THE PROBLEM:
Hunt through the lines below for the string "calls" and copy each one that has it.

PROVIDED INFORMATION:
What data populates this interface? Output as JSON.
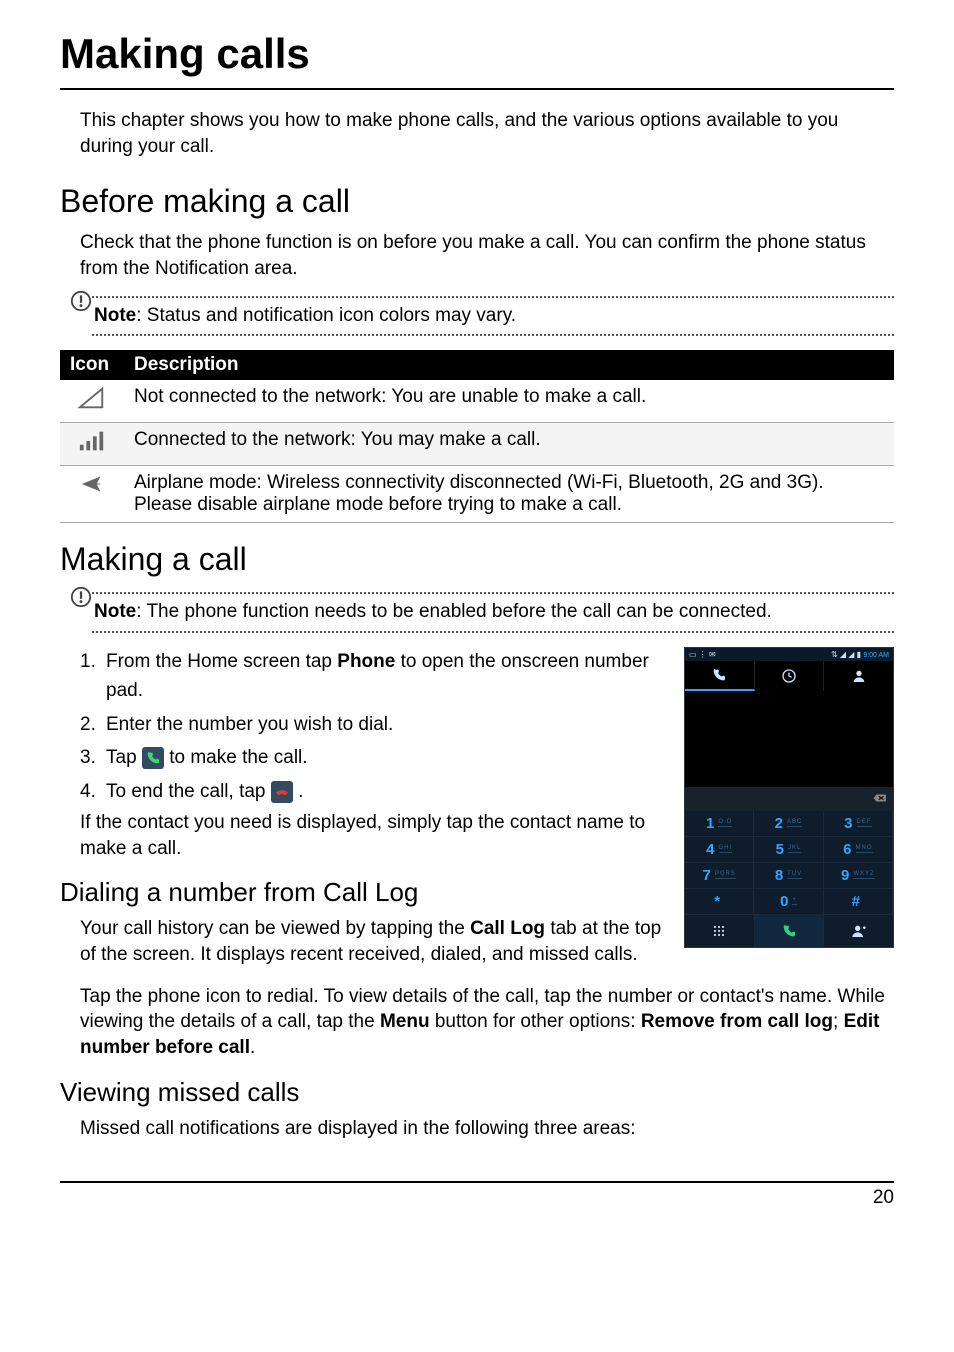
{
  "title": "Making calls",
  "intro": "This chapter shows you how to make phone calls, and the various options available to you during your call.",
  "before": {
    "heading": "Before making a call",
    "text": "Check that the phone function is on before you make a call. You can confirm the phone status from the Notification area."
  },
  "note1": {
    "label": "Note",
    "text": ": Status and notification icon colors may vary."
  },
  "table": {
    "head_icon": "Icon",
    "head_desc": "Description",
    "rows": [
      "Not connected to the network: You are unable to make a call.",
      "Connected to the network: You may make a call.",
      "Airplane mode: Wireless connectivity disconnected (Wi-Fi, Bluetooth, 2G and 3G). Please disable airplane mode before trying to make a call."
    ]
  },
  "making": {
    "heading": "Making a call",
    "note": {
      "label": "Note",
      "text": ": The phone function needs to be enabled before the call can be connected."
    },
    "step1a": "From the Home screen tap ",
    "step1_bold": "Phone",
    "step1b": " to open the onscreen number pad.",
    "step2": "Enter the number you wish to dial.",
    "step3a": "Tap ",
    "step3b": " to make the call.",
    "step4a": "To end the call, tap ",
    "step4b": ".",
    "after_steps": "If the contact you need is displayed, simply tap the contact name to make a call."
  },
  "calllog": {
    "heading": "Dialing a number from Call Log",
    "p1a": "Your call history can be viewed by tapping the ",
    "p1_bold": "Call Log",
    "p1b": " tab at the top of the screen. It displays recent received, dialed, and missed calls.",
    "p2a": "Tap the phone icon to redial. To view details of the call, tap the number or contact's name. While viewing the details of a call, tap the ",
    "p2_bold1": "Menu",
    "p2b": " button for other options: ",
    "p2_bold2": "Remove from call log",
    "p2c": "; ",
    "p2_bold3": "Edit number before call",
    "p2d": "."
  },
  "missed": {
    "heading": "Viewing missed calls",
    "text": "Missed call notifications are displayed in the following three areas:"
  },
  "phone": {
    "time": "9:00 AM",
    "keys": [
      {
        "d": "1",
        "l": "O.O"
      },
      {
        "d": "2",
        "l": "ABC"
      },
      {
        "d": "3",
        "l": "DEF"
      },
      {
        "d": "4",
        "l": "GHI"
      },
      {
        "d": "5",
        "l": "JKL"
      },
      {
        "d": "6",
        "l": "MNO"
      },
      {
        "d": "7",
        "l": "PQRS"
      },
      {
        "d": "8",
        "l": "TUV"
      },
      {
        "d": "9",
        "l": "WXYZ"
      },
      {
        "d": "*",
        "l": ""
      },
      {
        "d": "0",
        "l": "+"
      },
      {
        "d": "#",
        "l": ""
      }
    ]
  },
  "page_number": "20"
}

RESPONSE TO THE TASK:
  "title": "Making calls",
  "intro": "This chapter shows you how to make phone calls, and the various options available to you during your call.",
    "p1b": " tab at the top of the screen. It displays recent received, dialed, and missed calls.",
    "heading": "Viewing missed calls",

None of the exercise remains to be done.